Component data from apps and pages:
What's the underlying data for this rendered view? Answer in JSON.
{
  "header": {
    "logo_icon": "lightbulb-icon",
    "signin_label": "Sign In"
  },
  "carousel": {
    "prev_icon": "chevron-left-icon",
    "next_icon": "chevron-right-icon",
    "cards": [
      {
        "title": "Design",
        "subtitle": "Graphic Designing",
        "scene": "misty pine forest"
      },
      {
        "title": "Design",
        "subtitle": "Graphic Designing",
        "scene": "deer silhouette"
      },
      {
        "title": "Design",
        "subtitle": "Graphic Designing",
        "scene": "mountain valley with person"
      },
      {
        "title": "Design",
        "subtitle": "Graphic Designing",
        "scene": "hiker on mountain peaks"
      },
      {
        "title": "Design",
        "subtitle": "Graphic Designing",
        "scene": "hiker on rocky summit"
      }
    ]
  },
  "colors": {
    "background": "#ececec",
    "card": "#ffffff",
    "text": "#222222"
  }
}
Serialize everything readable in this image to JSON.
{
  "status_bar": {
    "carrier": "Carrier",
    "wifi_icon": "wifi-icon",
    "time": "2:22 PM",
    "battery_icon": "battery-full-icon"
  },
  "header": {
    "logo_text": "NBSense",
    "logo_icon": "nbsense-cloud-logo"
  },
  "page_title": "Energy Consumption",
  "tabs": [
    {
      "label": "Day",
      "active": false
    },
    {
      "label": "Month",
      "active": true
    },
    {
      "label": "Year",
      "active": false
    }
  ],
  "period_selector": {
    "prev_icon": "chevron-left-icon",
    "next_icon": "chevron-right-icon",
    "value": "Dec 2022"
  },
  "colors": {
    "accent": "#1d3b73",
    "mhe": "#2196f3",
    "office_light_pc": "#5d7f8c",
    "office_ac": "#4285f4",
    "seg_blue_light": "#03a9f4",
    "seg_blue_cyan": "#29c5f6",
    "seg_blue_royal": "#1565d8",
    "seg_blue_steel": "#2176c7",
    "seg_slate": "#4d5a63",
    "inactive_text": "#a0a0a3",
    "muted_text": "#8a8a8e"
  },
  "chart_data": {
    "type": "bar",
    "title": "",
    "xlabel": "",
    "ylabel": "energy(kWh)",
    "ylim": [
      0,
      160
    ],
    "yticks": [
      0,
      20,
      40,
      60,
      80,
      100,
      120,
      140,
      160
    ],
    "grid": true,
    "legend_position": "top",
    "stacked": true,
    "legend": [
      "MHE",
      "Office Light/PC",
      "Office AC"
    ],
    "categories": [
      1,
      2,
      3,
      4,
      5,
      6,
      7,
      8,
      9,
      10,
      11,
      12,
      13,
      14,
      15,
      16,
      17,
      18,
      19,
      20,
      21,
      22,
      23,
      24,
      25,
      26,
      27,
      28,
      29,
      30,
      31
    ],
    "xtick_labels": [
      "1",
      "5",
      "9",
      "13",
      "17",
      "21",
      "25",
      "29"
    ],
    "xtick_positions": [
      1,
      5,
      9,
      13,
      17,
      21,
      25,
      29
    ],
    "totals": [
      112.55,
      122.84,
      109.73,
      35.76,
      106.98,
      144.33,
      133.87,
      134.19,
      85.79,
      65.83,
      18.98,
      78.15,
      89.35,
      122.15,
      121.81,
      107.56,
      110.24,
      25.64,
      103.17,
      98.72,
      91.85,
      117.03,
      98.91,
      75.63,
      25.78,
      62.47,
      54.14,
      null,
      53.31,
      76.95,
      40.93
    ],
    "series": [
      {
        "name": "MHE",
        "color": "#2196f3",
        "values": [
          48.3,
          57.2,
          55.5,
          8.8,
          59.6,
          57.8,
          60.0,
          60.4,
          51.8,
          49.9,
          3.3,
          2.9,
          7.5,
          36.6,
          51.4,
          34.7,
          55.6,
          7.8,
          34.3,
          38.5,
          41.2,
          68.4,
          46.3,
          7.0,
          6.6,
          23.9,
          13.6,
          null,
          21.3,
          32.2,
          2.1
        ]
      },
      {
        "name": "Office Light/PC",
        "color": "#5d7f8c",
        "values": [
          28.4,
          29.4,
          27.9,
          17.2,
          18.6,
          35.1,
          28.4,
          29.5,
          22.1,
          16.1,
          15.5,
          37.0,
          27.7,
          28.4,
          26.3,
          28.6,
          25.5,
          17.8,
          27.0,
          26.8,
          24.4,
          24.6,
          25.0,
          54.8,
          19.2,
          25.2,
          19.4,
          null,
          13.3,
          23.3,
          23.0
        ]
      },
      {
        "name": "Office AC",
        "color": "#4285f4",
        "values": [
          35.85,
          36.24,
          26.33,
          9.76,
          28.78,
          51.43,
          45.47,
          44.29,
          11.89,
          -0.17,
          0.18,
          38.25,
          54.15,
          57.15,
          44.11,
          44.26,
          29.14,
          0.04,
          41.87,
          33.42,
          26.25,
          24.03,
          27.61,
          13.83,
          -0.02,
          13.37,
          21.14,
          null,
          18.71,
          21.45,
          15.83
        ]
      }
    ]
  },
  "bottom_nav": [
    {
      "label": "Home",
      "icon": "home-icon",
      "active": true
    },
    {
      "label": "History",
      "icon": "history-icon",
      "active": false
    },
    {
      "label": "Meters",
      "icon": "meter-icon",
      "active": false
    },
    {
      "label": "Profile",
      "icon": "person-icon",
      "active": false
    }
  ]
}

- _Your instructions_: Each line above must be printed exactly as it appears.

- _Response area_:
What's the underlying data for this rendered view? Answer in JSON.
{
  "header": {
    "logo_icon": "lightbulb-icon",
    "signin_label": "Sign In"
  },
  "carousel": {
    "prev_icon": "chevron-left-icon",
    "next_icon": "chevron-right-icon",
    "cards": [
      {
        "title": "Design",
        "subtitle": "Graphic Designing",
        "scene": "misty pine forest"
      },
      {
        "title": "Design",
        "subtitle": "Graphic Designing",
        "scene": "deer silhouette"
      },
      {
        "title": "Design",
        "subtitle": "Graphic Designing",
        "scene": "mountain valley with person"
      },
      {
        "title": "Design",
        "subtitle": "Graphic Designing",
        "scene": "hiker on mountain peaks"
      },
      {
        "title": "Design",
        "subtitle": "Graphic Designing",
        "scene": "hiker on rocky summit"
      }
    ]
  },
  "colors": {
    "background": "#ececec",
    "card": "#ffffff",
    "text": "#222222"
  }
}
Serialize everything readable in this image to JSON.
{
  "status_bar": {
    "carrier": "Carrier",
    "wifi_icon": "wifi-icon",
    "time": "2:22 PM",
    "battery_icon": "battery-full-icon"
  },
  "header": {
    "logo_text": "NBSense",
    "logo_icon": "nbsense-cloud-logo"
  },
  "page_title": "Energy Consumption",
  "tabs": [
    {
      "label": "Day",
      "active": false
    },
    {
      "label": "Month",
      "active": true
    },
    {
      "label": "Year",
      "active": false
    }
  ],
  "period_selector": {
    "prev_icon": "chevron-left-icon",
    "next_icon": "chevron-right-icon",
    "value": "Dec 2022"
  },
  "colors": {
    "accent": "#1d3b73",
    "mhe": "#2196f3",
    "office_light_pc": "#5d7f8c",
    "office_ac": "#4285f4",
    "seg_blue_light": "#03a9f4",
    "seg_blue_cyan": "#29c5f6",
    "seg_blue_royal": "#1565d8",
    "seg_blue_steel": "#2176c7",
    "seg_slate": "#4d5a63",
    "inactive_text": "#a0a0a3",
    "muted_text": "#8a8a8e"
  },
  "chart_data": {
    "type": "bar",
    "title": "",
    "xlabel": "",
    "ylabel": "energy(kWh)",
    "ylim": [
      0,
      160
    ],
    "yticks": [
      0,
      20,
      40,
      60,
      80,
      100,
      120,
      140,
      160
    ],
    "grid": true,
    "legend_position": "top",
    "stacked": true,
    "legend": [
      "MHE",
      "Office Light/PC",
      "Office AC"
    ],
    "categories": [
      1,
      2,
      3,
      4,
      5,
      6,
      7,
      8,
      9,
      10,
      11,
      12,
      13,
      14,
      15,
      16,
      17,
      18,
      19,
      20,
      21,
      22,
      23,
      24,
      25,
      26,
      27,
      28,
      29,
      30,
      31
    ],
    "xtick_labels": [
      "1",
      "5",
      "9",
      "13",
      "17",
      "21",
      "25",
      "29"
    ],
    "xtick_positions": [
      1,
      5,
      9,
      13,
      17,
      21,
      25,
      29
    ],
    "totals": [
      112.55,
      122.84,
      109.73,
      35.76,
      106.98,
      144.33,
      133.87,
      134.19,
      85.79,
      65.83,
      18.98,
      78.15,
      89.35,
      122.15,
      121.81,
      107.56,
      110.24,
      25.64,
      103.17,
      98.72,
      91.85,
      117.03,
      98.91,
      75.63,
      25.78,
      62.47,
      54.14,
      null,
      53.31,
      76.95,
      40.93
    ],
    "series": [
      {
        "name": "MHE",
        "color": "#2196f3",
        "values": [
          48.3,
          57.2,
          55.5,
          8.8,
          59.6,
          57.8,
          60.0,
          60.4,
          51.8,
          49.9,
          3.3,
          2.9,
          7.5,
          36.6,
          51.4,
          34.7,
          55.6,
          7.8,
          34.3,
          38.5,
          41.2,
          68.4,
          46.3,
          7.0,
          6.6,
          23.9,
          13.6,
          null,
          21.3,
          32.2,
          2.1
        ]
      },
      {
        "name": "Office Light/PC",
        "color": "#5d7f8c",
        "values": [
          28.4,
          29.4,
          27.9,
          17.2,
          18.6,
          35.1,
          28.4,
          29.5,
          22.1,
          16.1,
          15.5,
          37.0,
          27.7,
          28.4,
          26.3,
          28.6,
          25.5,
          17.8,
          27.0,
          26.8,
          24.4,
          24.6,
          25.0,
          54.8,
          19.2,
          25.2,
          19.4,
          null,
          13.3,
          23.3,
          23.0
        ]
      },
      {
        "name": "Office AC",
        "color": "#4285f4",
        "values": [
          35.85,
          36.24,
          26.33,
          9.76,
          28.78,
          51.43,
          45.47,
          44.29,
          11.89,
          -0.17,
          0.18,
          38.25,
          54.15,
          57.15,
          44.11,
          44.26,
          29.14,
          0.04,
          41.87,
          33.42,
          26.25,
          24.03,
          27.61,
          13.83,
          -0.02,
          13.37,
          21.14,
          null,
          18.71,
          21.45,
          15.83
        ]
      }
    ]
  },
  "bottom_nav": [
    {
      "label": "Home",
      "icon": "home-icon",
      "active": true
    },
    {
      "label": "History",
      "icon": "history-icon",
      "active": false
    },
    {
      "label": "Meters",
      "icon": "meter-icon",
      "active": false
    },
    {
      "label": "Profile",
      "icon": "person-icon",
      "active": false
    }
  ]
}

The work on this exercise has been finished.